On 21 October, western Japan was hit by a strong quake measuring 6.2 on the Richter scale, reported the US Geological survey.
The quake, at a shallow depth of 10 kilometres, struck shortly after 2:00 pm (0500 GMT) in Tottori prefecture. Initially, the USGS had pegged the quake's magnitude at 6.6 before downgrading it.
Public broadcaster NHK quoted local officials as saying they had received reports that a house collapsed in the town of Yurihama, while fires broke out in another part of the prefecture, without giving details.
In Kurayoshi City, the fire department reported receiving seven emergency calls for injuries. Television images showed severe shaking in the region.
"We felt fairly strong jolts, which I think were the biggest in years, but we have not seen any damage or things falling," Suminori Sakinada, a local government official, told AFP.
Bullet train services were suspended in the area, while nearly 40,000 homes were left without electricity as the quake damaged power lines, officials said.

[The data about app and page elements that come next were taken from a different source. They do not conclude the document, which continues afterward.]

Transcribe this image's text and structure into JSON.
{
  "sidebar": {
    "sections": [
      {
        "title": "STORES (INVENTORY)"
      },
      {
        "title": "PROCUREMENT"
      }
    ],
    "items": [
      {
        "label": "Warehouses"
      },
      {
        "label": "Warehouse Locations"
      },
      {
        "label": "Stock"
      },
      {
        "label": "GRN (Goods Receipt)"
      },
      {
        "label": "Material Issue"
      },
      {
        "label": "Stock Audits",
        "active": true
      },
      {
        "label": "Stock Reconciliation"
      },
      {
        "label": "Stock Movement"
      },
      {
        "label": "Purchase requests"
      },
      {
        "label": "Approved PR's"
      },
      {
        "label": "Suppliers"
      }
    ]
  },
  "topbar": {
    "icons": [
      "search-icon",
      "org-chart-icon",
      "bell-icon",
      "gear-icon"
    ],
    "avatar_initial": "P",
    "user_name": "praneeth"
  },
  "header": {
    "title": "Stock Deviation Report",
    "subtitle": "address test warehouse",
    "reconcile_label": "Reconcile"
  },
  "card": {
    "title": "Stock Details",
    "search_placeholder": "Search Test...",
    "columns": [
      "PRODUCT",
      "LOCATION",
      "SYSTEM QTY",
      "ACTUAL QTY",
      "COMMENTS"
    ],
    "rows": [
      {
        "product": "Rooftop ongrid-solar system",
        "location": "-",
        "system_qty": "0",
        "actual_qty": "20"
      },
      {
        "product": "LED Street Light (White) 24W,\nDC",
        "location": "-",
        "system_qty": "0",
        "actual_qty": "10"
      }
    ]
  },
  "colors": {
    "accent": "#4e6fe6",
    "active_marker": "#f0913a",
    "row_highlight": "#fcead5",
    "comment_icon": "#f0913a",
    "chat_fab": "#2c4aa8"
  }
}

NHK said switched-off nuclear reactors in the region were not affected.
Japan sits at the junction of four tectonic plates and experiences a number of relatively violent quakes every year, but rigid building codes and their strict enforcement mean even strong tremors often do little damage.
A massive undersea quake however that hit in March 2011 sent a tsunami barrelling into Japan's northeast coast, leaving more than 18,000 people dead or missing, and sending three reactors into meltdown at the Fukushima nuclear plant.
In April, two strong earthquakes hit southern Japan's Kumamoto prefecture followed by more than 1,700 aftershocks, and left at least 50 dead and caused widespread damage.